Be the Ultimate Dive Buddy: Beginning diver courses generally limit emergency skill training to self rescue and tired diver assists. Why?
- Beginning students lack sufficient knowledge, skill and experience to truly master complex rescue skills.
- There is simply not enough time in most beginning scuba courses to cover all the rescue and emergency management skills that every diver should have.
This is why the Rescue Diver course provides important follow-on training. It covers:
- Self-rescue and diver stress.
- Dive first aid.
- Swimming and non-swimming rescue techniques.
- Emergency management and equipment.
- Panicked diver response.
- Underwater problem solving.
- Missing diver procedures.
- Surfacing the unconscious diver.
- In-water rescue breathing protocols.
- Egress (exits).
- First aid procedures for pressure related accidents.
- Dive accident scenarios.
The Rescue Diver course also helps you meet important prerequisites for Master Diver, Divemaster and other leadership-level courses.
Who Can Take This Course?
- Be at least 12 years old.
- Be certified the NASE Advanced Open Water Diver level (or equivalent).
- Hold current First Aid, CPR and Oxygen Provider certifications.

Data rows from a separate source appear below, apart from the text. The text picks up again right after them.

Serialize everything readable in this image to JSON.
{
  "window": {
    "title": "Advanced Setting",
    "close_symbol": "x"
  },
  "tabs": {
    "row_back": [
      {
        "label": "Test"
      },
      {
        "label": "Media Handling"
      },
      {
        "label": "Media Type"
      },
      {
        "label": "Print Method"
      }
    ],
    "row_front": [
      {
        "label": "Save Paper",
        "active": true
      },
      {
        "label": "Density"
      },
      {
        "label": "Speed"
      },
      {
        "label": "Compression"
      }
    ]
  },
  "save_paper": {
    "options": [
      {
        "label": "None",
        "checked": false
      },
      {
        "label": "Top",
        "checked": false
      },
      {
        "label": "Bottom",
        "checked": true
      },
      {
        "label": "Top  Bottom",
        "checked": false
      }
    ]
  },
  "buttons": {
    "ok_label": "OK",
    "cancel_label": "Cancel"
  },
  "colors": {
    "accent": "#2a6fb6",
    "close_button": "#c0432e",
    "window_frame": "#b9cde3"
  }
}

- Be able to answer No to all questions on the NASE Medical History form, or secure a physician’s approval for diving prior to the start of the course

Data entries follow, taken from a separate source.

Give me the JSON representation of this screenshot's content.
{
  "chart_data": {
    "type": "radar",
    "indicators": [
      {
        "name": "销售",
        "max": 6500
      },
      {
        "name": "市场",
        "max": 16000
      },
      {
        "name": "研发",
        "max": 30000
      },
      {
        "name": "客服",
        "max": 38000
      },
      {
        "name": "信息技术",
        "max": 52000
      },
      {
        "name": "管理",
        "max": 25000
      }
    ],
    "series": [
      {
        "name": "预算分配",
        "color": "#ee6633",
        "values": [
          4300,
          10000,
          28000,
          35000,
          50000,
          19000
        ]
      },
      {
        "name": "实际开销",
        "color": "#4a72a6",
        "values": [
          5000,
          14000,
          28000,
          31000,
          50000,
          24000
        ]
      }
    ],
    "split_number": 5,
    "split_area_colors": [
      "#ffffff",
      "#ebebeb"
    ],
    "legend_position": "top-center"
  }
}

What is Involved?
- Self Study: Using the NASE Rescue Diver manual.
- 180 Minutes of In-Water Training: This may be a combination of confined-water and open-water training, or it may take place entirely in open water.

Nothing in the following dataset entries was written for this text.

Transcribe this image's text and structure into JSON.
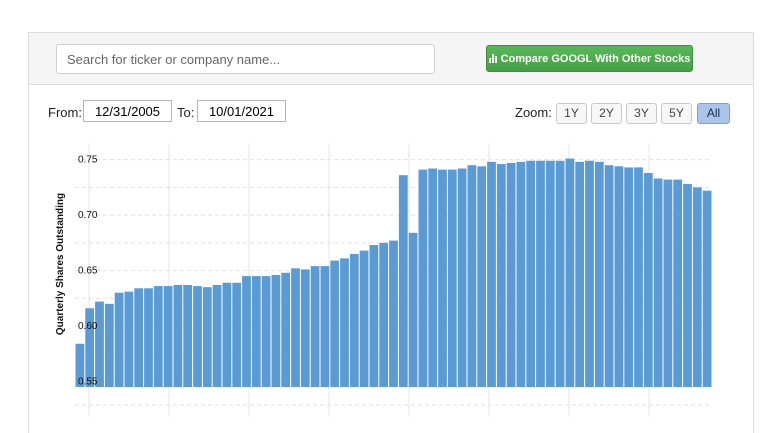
{
  "search": {
    "placeholder": "Search for ticker or company name..."
  },
  "compare_button": {
    "label": "Compare GOOGL With Other Stocks",
    "icon": "bar-chart-icon",
    "color": "#4aa84a"
  },
  "date_range": {
    "from_label": "From:",
    "from_value": "12/31/2005",
    "to_label": "To:",
    "to_value": "10/01/2021"
  },
  "zoom": {
    "label": "Zoom:",
    "options": [
      "1Y",
      "2Y",
      "3Y",
      "5Y",
      "All"
    ],
    "selected": "All"
  },
  "chart_data": {
    "type": "bar",
    "ylabel": "Quarterly Shares Outstanding",
    "xlabel": "",
    "ylim": [
      0.545,
      0.765
    ],
    "yticks": [
      0.55,
      0.6,
      0.65,
      0.7,
      0.75
    ],
    "ytick_labels": [
      "0.55",
      "0.60",
      "0.65",
      "0.70",
      "0.75"
    ],
    "grid": true,
    "bar_color": "#5b9bd5",
    "values": [
      0.584,
      0.616,
      0.622,
      0.62,
      0.63,
      0.631,
      0.634,
      0.634,
      0.636,
      0.636,
      0.637,
      0.637,
      0.636,
      0.635,
      0.637,
      0.639,
      0.639,
      0.645,
      0.645,
      0.645,
      0.646,
      0.648,
      0.652,
      0.651,
      0.654,
      0.654,
      0.659,
      0.661,
      0.665,
      0.668,
      0.673,
      0.675,
      0.677,
      0.736,
      0.684,
      0.741,
      0.742,
      0.741,
      0.741,
      0.742,
      0.745,
      0.744,
      0.748,
      0.746,
      0.747,
      0.748,
      0.749,
      0.749,
      0.749,
      0.749,
      0.751,
      0.748,
      0.749,
      0.748,
      0.745,
      0.744,
      0.743,
      0.743,
      0.738,
      0.733,
      0.732,
      0.732,
      0.728,
      0.725,
      0.722
    ]
  }
}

What Equipment Will You Need?
- Mask and fins
- Adequate exposure protection
- BC and regulator system
- One full cylinder per dive
- Dive computer or depth gauge and timer
- Underwater compass
- Dive knife or cutting tool
Depending on the dive site and planned activities, it may also be prudent to have items such as audible and visual surface signals. Your instructor may have further equipment requirements in addition to these.